EXERCISE PROMPT => I would like every record reproduced exactly, with the pictures left out.

INPUT DATA =>
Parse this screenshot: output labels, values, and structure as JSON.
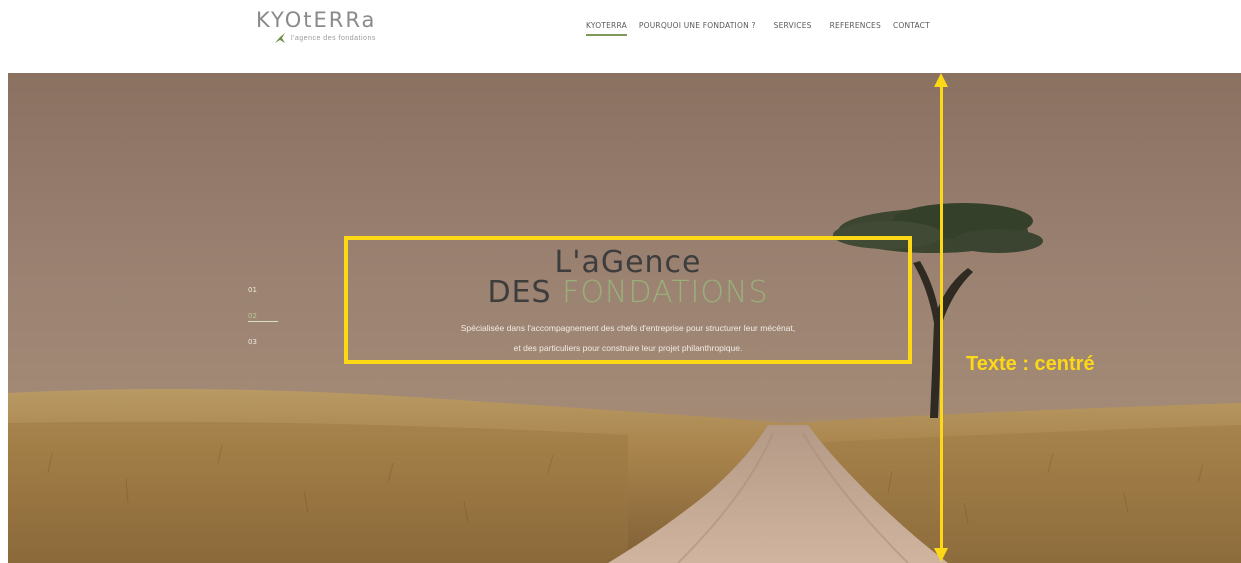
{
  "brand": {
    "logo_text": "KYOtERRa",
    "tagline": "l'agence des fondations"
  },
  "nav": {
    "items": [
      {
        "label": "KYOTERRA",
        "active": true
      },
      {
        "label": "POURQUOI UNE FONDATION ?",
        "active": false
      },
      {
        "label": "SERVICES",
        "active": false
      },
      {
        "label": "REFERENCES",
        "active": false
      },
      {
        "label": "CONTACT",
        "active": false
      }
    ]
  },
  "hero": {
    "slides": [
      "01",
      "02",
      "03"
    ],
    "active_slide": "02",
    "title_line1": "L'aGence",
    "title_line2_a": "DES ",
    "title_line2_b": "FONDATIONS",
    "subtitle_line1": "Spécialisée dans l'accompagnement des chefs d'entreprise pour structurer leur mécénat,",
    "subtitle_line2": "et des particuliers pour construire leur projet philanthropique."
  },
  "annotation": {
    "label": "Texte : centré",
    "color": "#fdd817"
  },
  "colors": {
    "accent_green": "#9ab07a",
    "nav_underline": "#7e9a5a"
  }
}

REPLY TO THE EXERCISE =>
Parse this screenshot: output labels, values, and structure as JSON.
{
  "brand": {
    "logo_text": "KYOtERRa",
    "tagline": "l'agence des fondations"
  },
  "nav": {
    "items": [
      {
        "label": "KYOTERRA",
        "active": true
      },
      {
        "label": "POURQUOI UNE FONDATION ?",
        "active": false
      },
      {
        "label": "SERVICES",
        "active": false
      },
      {
        "label": "REFERENCES",
        "active": false
      },
      {
        "label": "CONTACT",
        "active": false
      }
    ]
  },
  "hero": {
    "slides": [
      "01",
      "02",
      "03"
    ],
    "active_slide": "02",
    "title_line1": "L'aGence",
    "title_line2_a": "DES ",
    "title_line2_b": "FONDATIONS",
    "subtitle_line1": "Spécialisée dans l'accompagnement des chefs d'entreprise pour structurer leur mécénat,",
    "subtitle_line2": "et des particuliers pour construire leur projet philanthropique."
  },
  "annotation": {
    "label": "Texte : centré",
    "color": "#fdd817"
  },
  "colors": {
    "accent_green": "#9ab07a",
    "nav_underline": "#7e9a5a"
  }
}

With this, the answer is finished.